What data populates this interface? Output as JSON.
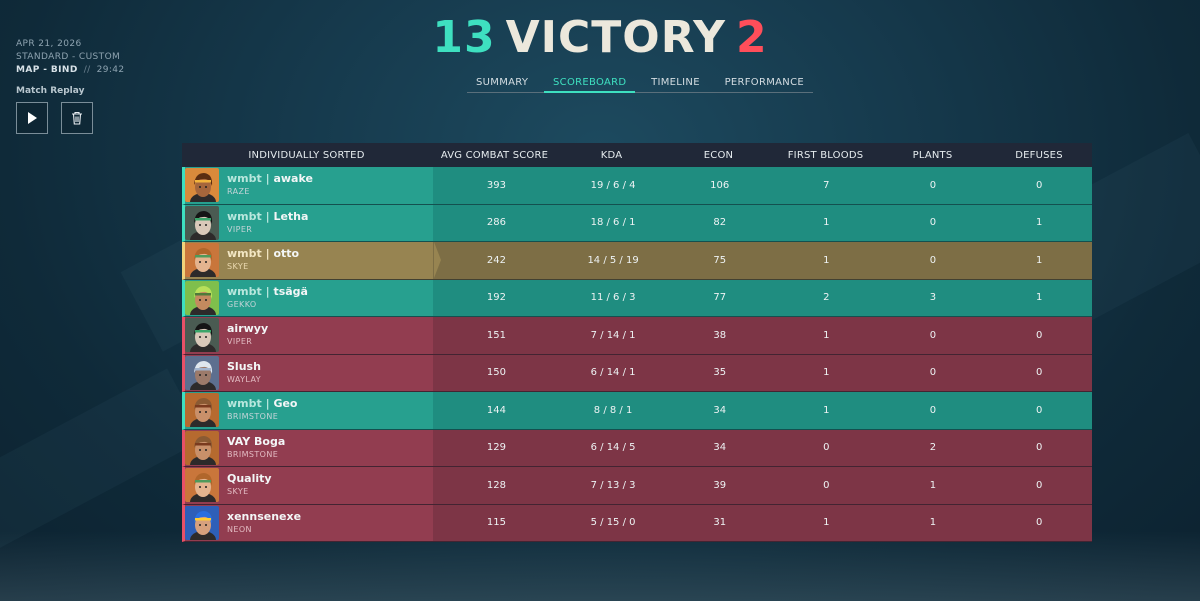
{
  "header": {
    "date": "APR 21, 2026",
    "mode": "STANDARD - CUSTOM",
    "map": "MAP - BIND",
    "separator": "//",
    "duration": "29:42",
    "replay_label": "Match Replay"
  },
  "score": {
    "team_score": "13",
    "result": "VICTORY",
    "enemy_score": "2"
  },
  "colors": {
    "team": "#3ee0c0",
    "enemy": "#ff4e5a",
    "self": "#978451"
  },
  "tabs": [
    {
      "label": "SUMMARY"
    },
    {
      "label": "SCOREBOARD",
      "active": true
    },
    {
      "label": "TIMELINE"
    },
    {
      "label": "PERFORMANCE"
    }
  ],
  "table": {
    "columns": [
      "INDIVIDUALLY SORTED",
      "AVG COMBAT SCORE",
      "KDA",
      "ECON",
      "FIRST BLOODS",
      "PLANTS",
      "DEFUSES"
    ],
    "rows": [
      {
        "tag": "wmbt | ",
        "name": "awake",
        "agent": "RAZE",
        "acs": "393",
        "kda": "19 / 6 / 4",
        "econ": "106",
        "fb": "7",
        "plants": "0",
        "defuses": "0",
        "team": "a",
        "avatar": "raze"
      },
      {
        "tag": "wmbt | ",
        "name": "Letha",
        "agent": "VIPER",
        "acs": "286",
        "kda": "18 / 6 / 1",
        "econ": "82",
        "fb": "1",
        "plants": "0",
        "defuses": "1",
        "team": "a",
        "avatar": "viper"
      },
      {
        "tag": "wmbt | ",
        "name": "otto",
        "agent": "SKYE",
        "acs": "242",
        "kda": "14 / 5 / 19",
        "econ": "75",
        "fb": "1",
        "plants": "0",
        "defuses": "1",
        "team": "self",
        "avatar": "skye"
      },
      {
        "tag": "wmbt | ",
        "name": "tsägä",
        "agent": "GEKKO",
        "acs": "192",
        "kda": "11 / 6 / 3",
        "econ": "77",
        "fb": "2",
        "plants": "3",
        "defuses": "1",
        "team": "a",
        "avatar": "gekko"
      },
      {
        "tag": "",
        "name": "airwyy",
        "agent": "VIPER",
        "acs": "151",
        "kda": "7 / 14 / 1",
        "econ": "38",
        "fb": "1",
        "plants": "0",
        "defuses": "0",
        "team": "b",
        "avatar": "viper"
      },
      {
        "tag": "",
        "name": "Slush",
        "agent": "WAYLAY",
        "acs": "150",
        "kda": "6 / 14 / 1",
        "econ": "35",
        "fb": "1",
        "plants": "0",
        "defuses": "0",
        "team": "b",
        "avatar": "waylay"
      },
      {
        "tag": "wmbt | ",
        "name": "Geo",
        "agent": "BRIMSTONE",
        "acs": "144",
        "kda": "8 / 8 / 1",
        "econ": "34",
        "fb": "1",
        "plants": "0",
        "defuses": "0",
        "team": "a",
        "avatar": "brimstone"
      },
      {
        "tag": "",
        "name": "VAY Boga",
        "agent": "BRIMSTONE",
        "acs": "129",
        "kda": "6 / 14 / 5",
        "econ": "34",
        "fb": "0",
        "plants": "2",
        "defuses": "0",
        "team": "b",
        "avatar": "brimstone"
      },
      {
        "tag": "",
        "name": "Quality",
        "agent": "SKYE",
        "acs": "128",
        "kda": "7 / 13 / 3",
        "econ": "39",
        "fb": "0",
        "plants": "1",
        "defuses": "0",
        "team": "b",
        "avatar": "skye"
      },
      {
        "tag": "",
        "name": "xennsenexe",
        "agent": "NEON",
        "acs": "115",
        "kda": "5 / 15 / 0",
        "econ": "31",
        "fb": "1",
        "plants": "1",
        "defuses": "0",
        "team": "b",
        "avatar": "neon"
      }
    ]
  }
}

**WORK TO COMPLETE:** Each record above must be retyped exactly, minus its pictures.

**RESULT OF THE EXERCISE:**
What data populates this interface? Output as JSON.
{
  "header": {
    "date": "APR 21, 2026",
    "mode": "STANDARD - CUSTOM",
    "map": "MAP - BIND",
    "separator": "//",
    "duration": "29:42",
    "replay_label": "Match Replay"
  },
  "score": {
    "team_score": "13",
    "result": "VICTORY",
    "enemy_score": "2"
  },
  "colors": {
    "team": "#3ee0c0",
    "enemy": "#ff4e5a",
    "self": "#978451"
  },
  "tabs": [
    {
      "label": "SUMMARY"
    },
    {
      "label": "SCOREBOARD",
      "active": true
    },
    {
      "label": "TIMELINE"
    },
    {
      "label": "PERFORMANCE"
    }
  ],
  "table": {
    "columns": [
      "INDIVIDUALLY SORTED",
      "AVG COMBAT SCORE",
      "KDA",
      "ECON",
      "FIRST BLOODS",
      "PLANTS",
      "DEFUSES"
    ],
    "rows": [
      {
        "tag": "wmbt | ",
        "name": "awake",
        "agent": "RAZE",
        "acs": "393",
        "kda": "19 / 6 / 4",
        "econ": "106",
        "fb": "7",
        "plants": "0",
        "defuses": "0",
        "team": "a",
        "avatar": "raze"
      },
      {
        "tag": "wmbt | ",
        "name": "Letha",
        "agent": "VIPER",
        "acs": "286",
        "kda": "18 / 6 / 1",
        "econ": "82",
        "fb": "1",
        "plants": "0",
        "defuses": "1",
        "team": "a",
        "avatar": "viper"
      },
      {
        "tag": "wmbt | ",
        "name": "otto",
        "agent": "SKYE",
        "acs": "242",
        "kda": "14 / 5 / 19",
        "econ": "75",
        "fb": "1",
        "plants": "0",
        "defuses": "1",
        "team": "self",
        "avatar": "skye"
      },
      {
        "tag": "wmbt | ",
        "name": "tsägä",
        "agent": "GEKKO",
        "acs": "192",
        "kda": "11 / 6 / 3",
        "econ": "77",
        "fb": "2",
        "plants": "3",
        "defuses": "1",
        "team": "a",
        "avatar": "gekko"
      },
      {
        "tag": "",
        "name": "airwyy",
        "agent": "VIPER",
        "acs": "151",
        "kda": "7 / 14 / 1",
        "econ": "38",
        "fb": "1",
        "plants": "0",
        "defuses": "0",
        "team": "b",
        "avatar": "viper"
      },
      {
        "tag": "",
        "name": "Slush",
        "agent": "WAYLAY",
        "acs": "150",
        "kda": "6 / 14 / 1",
        "econ": "35",
        "fb": "1",
        "plants": "0",
        "defuses": "0",
        "team": "b",
        "avatar": "waylay"
      },
      {
        "tag": "wmbt | ",
        "name": "Geo",
        "agent": "BRIMSTONE",
        "acs": "144",
        "kda": "8 / 8 / 1",
        "econ": "34",
        "fb": "1",
        "plants": "0",
        "defuses": "0",
        "team": "a",
        "avatar": "brimstone"
      },
      {
        "tag": "",
        "name": "VAY Boga",
        "agent": "BRIMSTONE",
        "acs": "129",
        "kda": "6 / 14 / 5",
        "econ": "34",
        "fb": "0",
        "plants": "2",
        "defuses": "0",
        "team": "b",
        "avatar": "brimstone"
      },
      {
        "tag": "",
        "name": "Quality",
        "agent": "SKYE",
        "acs": "128",
        "kda": "7 / 13 / 3",
        "econ": "39",
        "fb": "0",
        "plants": "1",
        "defuses": "0",
        "team": "b",
        "avatar": "skye"
      },
      {
        "tag": "",
        "name": "xennsenexe",
        "agent": "NEON",
        "acs": "115",
        "kda": "5 / 15 / 0",
        "econ": "31",
        "fb": "1",
        "plants": "1",
        "defuses": "0",
        "team": "b",
        "avatar": "neon"
      }
    ]
  }
}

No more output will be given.